- If you wish to have direct control over the assets in the trust, the trust can form and own a LLC and then appoint you as the manager of the LLC. Assets are then transferred into the LLC. As the manager of the LLC, you can manage the assets on an active basis even though you are not the trustee or owner of the LLC. This works well when you don’t want the trustee to deal with the day-to-day management of the assets.
- Special Power of Appointment Trust has been challenged in courts around the country. There have been numerous court cases proving its effectiveness.
- Once the trust is created, you can continue to transfer assets into the trust over time without restrictions.
- There is no ongoing annual renewal fee or legally required formality for the trust.
WHO NEEDS A SPECIAL POWER OF APPOINTMENT TRUST?
If the Special Power of Appointment Trust is that flexible and effective, why should anyone consider using an asset protection LLC? Well, the Special Power of Appointment Trust is not for everyone. There are many instances where an asset protection LLC makes more sense. Here are some situations where an asset protection LLC works better:
- You don’t have anyone you can trust. To make the Special Power of Appointment Trust work, you must appoint a trustee and a protector other than yourself. You might not have someone you can trust to be the trustee or protector. On the other hand, you can be the manager of your own asset protection LLC to control and manage your assets.
- You might wish to take in a business partner to jointly operate your assets in the near future. If you think there is a chance that you might take in a business partner or sell a partial interest in your assets such as real estate, you might want to hold the assets in a LLC.
- You might not wish to place some assets into the trust. For instance, you might have an operating business with assets. You might not want to place the ownership of that operating company into the trust. An asset protection LLC is more appropriate instead.
- You need to show ownership of the assets frequently such as needing to show a high net worth for bank credit. You can include assets in a LLC owned by you in your net worth statement but you cannot include assets inside an irrevocable trust as part of your net worth.

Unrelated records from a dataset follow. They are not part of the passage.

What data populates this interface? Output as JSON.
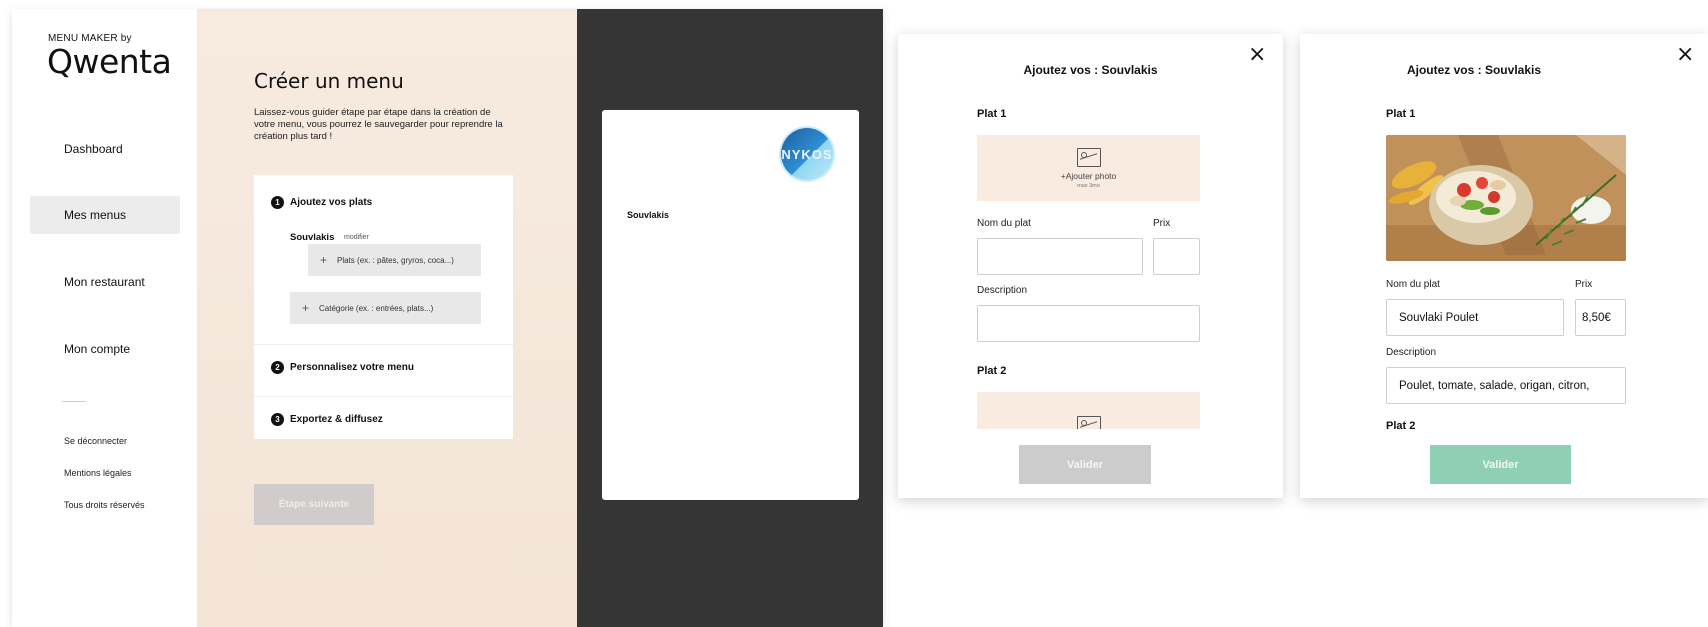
{
  "brand": {
    "small": "MENU MAKER by",
    "name": "Qwenta"
  },
  "sidebar": {
    "items": [
      {
        "label": "Dashboard"
      },
      {
        "label": "Mes menus"
      },
      {
        "label": "Mon restaurant"
      },
      {
        "label": "Mon compte"
      }
    ],
    "footer_links": [
      {
        "label": "Se déconnecter"
      },
      {
        "label": "Mentions légales"
      },
      {
        "label": "Tous droits réservés"
      }
    ]
  },
  "main": {
    "title": "Créer un menu",
    "intro": "Laissez-vous guider étape par étape dans la création de votre menu, vous pourrez le sauvegarder pour reprendre la création plus tard !",
    "steps": [
      {
        "num": "1",
        "label": "Ajoutez vos plats"
      },
      {
        "num": "2",
        "label": "Personnalisez votre menu"
      },
      {
        "num": "3",
        "label": "Exportez & diffusez"
      }
    ],
    "category": {
      "name": "Souvlakis",
      "edit": "modifier"
    },
    "add_dish": "Plats (ex. : pâtes, gryros, coca...)",
    "add_category": "Catégorie (ex. : entrées, plats...)",
    "next_button": "Étape suivante"
  },
  "preview": {
    "logo_text": "NYKOS",
    "category": "Souvlakis"
  },
  "modal_empty": {
    "title": "Ajoutez vos : Souvlakis",
    "close_icon": "×",
    "dish1_label": "Plat 1",
    "photo_text": "+Ajouter photo",
    "photo_sub": "max 3mo",
    "name_label": "Nom du plat",
    "price_label": "Prix",
    "desc_label": "Description",
    "dish2_label": "Plat 2",
    "name_value": "",
    "price_value": "",
    "desc_value": "",
    "submit": "Valider",
    "submit_color": "#cccccc"
  },
  "modal_filled": {
    "title": "Ajoutez vos : Souvlakis",
    "close_icon": "×",
    "dish1_label": "Plat 1",
    "name_label": "Nom du plat",
    "price_label": "Prix",
    "desc_label": "Description",
    "dish2_label": "Plat 2",
    "name_value": "Souvlaki Poulet",
    "price_value": "8,50€",
    "desc_value": "Poulet, tomate, salade, origan, citron,",
    "submit": "Valider",
    "submit_color": "#8fd0b4"
  }
}
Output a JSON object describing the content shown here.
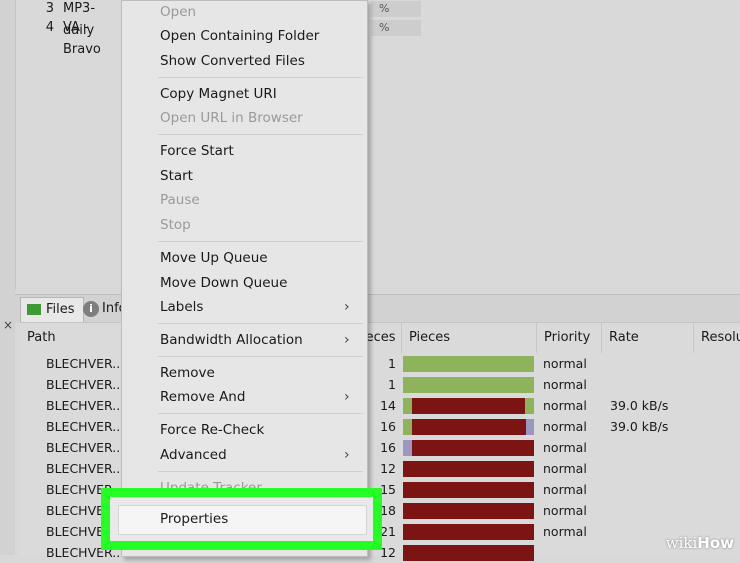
{
  "torrents": [
    {
      "num": "3",
      "name": "MP3-daily"
    },
    {
      "num": "4",
      "name": "VA - Bravo"
    }
  ],
  "tabs": {
    "files": "Files",
    "info": "Info"
  },
  "close_glyph": "×",
  "table": {
    "headers": {
      "path": "Path",
      "pieces_count": "ieces",
      "pieces": "Pieces",
      "priority": "Priority",
      "rate": "Rate",
      "resolution": "Resolu"
    },
    "rows": [
      {
        "path": "BLECHVER...",
        "pieces": "1",
        "priority": "normal",
        "rate": ""
      },
      {
        "path": "BLECHVER...",
        "pieces": "1",
        "priority": "normal",
        "rate": ""
      },
      {
        "path": "BLECHVER...",
        "pieces": "14",
        "priority": "normal",
        "rate": "39.0 kB/s"
      },
      {
        "path": "BLECHVER...",
        "pieces": "16",
        "priority": "normal",
        "rate": "39.0 kB/s"
      },
      {
        "path": "BLECHVER...",
        "pieces": "16",
        "priority": "normal",
        "rate": ""
      },
      {
        "path": "BLECHVER...",
        "pieces": "12",
        "priority": "normal",
        "rate": ""
      },
      {
        "path": "BLECHVER...",
        "pieces": "15",
        "priority": "normal",
        "rate": ""
      },
      {
        "path": "BLECHVER...",
        "pieces": "18",
        "priority": "normal",
        "rate": ""
      },
      {
        "path": "BLECHVER...",
        "pieces": "21",
        "priority": "normal",
        "rate": ""
      },
      {
        "path": "BLECHVER...",
        "pieces": "12",
        "priority": "",
        "rate": ""
      }
    ]
  },
  "context_menu": {
    "open": "Open",
    "open_containing_folder": "Open Containing Folder",
    "show_converted_files": "Show Converted Files",
    "copy_magnet_uri": "Copy Magnet URI",
    "open_url_in_browser": "Open URL in Browser",
    "force_start": "Force Start",
    "start": "Start",
    "pause": "Pause",
    "stop": "Stop",
    "move_up_queue": "Move Up Queue",
    "move_down_queue": "Move Down Queue",
    "labels": "Labels",
    "bandwidth_allocation": "Bandwidth Allocation",
    "remove": "Remove",
    "remove_and": "Remove And",
    "force_recheck": "Force Re-Check",
    "advanced": "Advanced",
    "update_tracker": "Update Tracker",
    "properties": "Properties",
    "submenu_arrow": "›"
  },
  "colors": {
    "highlight": "#23ff23",
    "piece_done": "#8db35d",
    "piece_missing": "#7d1414",
    "piece_partial": "#9a97c2"
  },
  "watermark": {
    "wiki": "wiki",
    "how": "How"
  }
}
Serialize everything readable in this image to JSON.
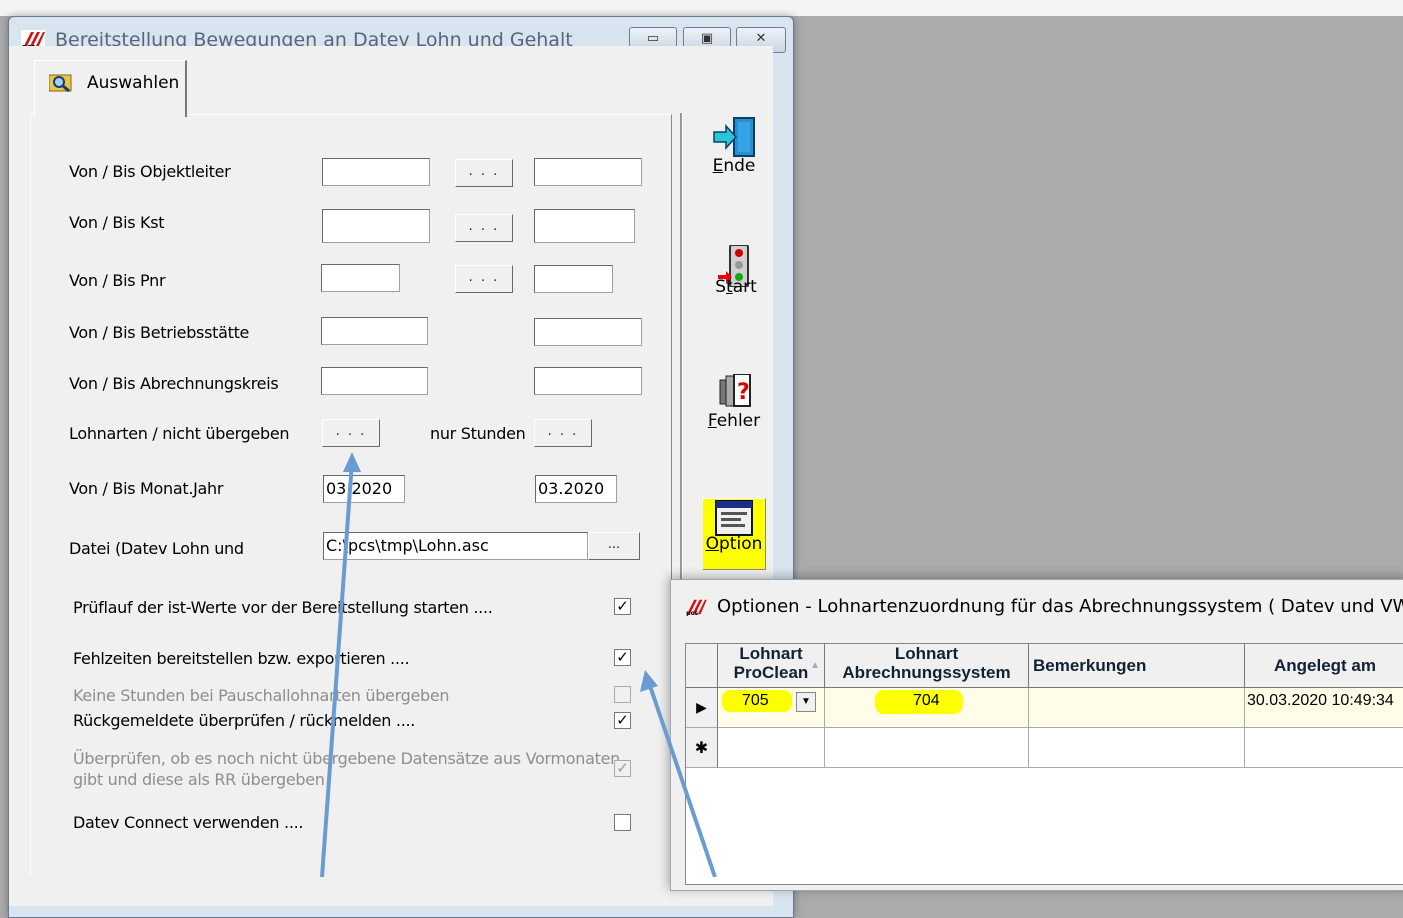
{
  "main_window": {
    "title": "Bereitstellung Bewegungen an Datev Lohn und Gehalt",
    "tab_label": "Auswahlen",
    "window_buttons": {
      "minimize": "▭",
      "restore": "▣",
      "close": "✕"
    }
  },
  "form": {
    "objektleiter_label": "Von / Bis Objektleiter",
    "kst_label": "Von / Bis Kst",
    "pnr_label": "Von / Bis Pnr",
    "betriebsstaette_label": "Von / Bis Betriebsstätte",
    "abrechnungskreis_label": "Von / Bis Abrechnungskreis",
    "lohnarten_label": "Lohnarten / nicht übergeben",
    "nur_stunden_label": "nur Stunden",
    "monat_jahr_label": "Von / Bis Monat.Jahr",
    "monat_von": "03.2020",
    "monat_bis": "03.2020",
    "datei_label": "Datei (Datev Lohn und",
    "datei_value": "C:\\pcs\\tmp\\Lohn.asc",
    "ellipsis": ". . .",
    "file_ellipsis": "..."
  },
  "checkboxes": {
    "prueflauf": {
      "label": "Prüflauf der ist-Werte vor der Bereitstellung starten ....",
      "checked": true,
      "mark": "✓"
    },
    "fehlzeiten": {
      "label": "Fehlzeiten bereitstellen bzw. exportieren ....",
      "checked": true,
      "mark": "✓"
    },
    "keine_stunden": {
      "label": "Keine Stunden bei Pauschallohnarten übergeben",
      "checked": false,
      "mark": ""
    },
    "rueckgemeldete": {
      "label": "Rückgemeldete überprüfen / rückmelden ....",
      "checked": true,
      "mark": "✓"
    },
    "ueberpruefen_line1": "Überprüfen, ob es noch nicht übergebene Datensätze aus Vormonaten",
    "ueberpruefen_line2": "gibt und diese als RR übergeben",
    "ueberpruefen_mark": "✓",
    "datev_connect": {
      "label": "Datev Connect verwenden ....",
      "checked": false,
      "mark": ""
    }
  },
  "toolbar": {
    "ende_underlined": "E",
    "ende_rest": "nde",
    "start_pre": "S",
    "start_underlined": "t",
    "start_rest": "art",
    "fehler_underlined": "F",
    "fehler_rest": "ehler",
    "option_underlined": "O",
    "option_rest": "ption"
  },
  "options_window": {
    "title": "Optionen - Lohnartenzuordnung für das Abrechnungssystem ( Datev und VWE )",
    "columns": {
      "lohnart_proclean_1": "Lohnart",
      "lohnart_proclean_2": "ProClean",
      "lohnart_abr_1": "Lohnart",
      "lohnart_abr_2": "Abrechnungssystem",
      "bemerkungen": "Bemerkungen",
      "angelegt_am": "Angelegt am"
    },
    "rows": [
      {
        "lohnart_proclean": "705",
        "lohnart_abrechnung": "704",
        "bemerkungen": "",
        "angelegt_am": "30.03.2020 10:49:34"
      }
    ],
    "new_row_marker": "✱",
    "current_row_marker": "▶"
  },
  "colors": {
    "highlight": "#fdff00",
    "arrow": "#6a9bd1",
    "title_text": "#5a6676"
  }
}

Even though you are able to make yourself a beneficiary of a Special Power of Appointment Trust down the road, you don’t want to do that often to set precedence for your potential adversary to challenge. A Special Power of Appointment Trust is a powerful asset protection tool especially when used alongside an asset protection LLC (or in combination with an asset protection LLC).
1-888-521-6577 Ext. 1
DISCLAIMER: All information contained in this website is for education purpose only. Asset Protection Consulting Group, Inc. and their agents cannot and will not render any legal or tax advice of any kind, unless said agent is duly licensed by the applicable state and/or federal authority to give said advice.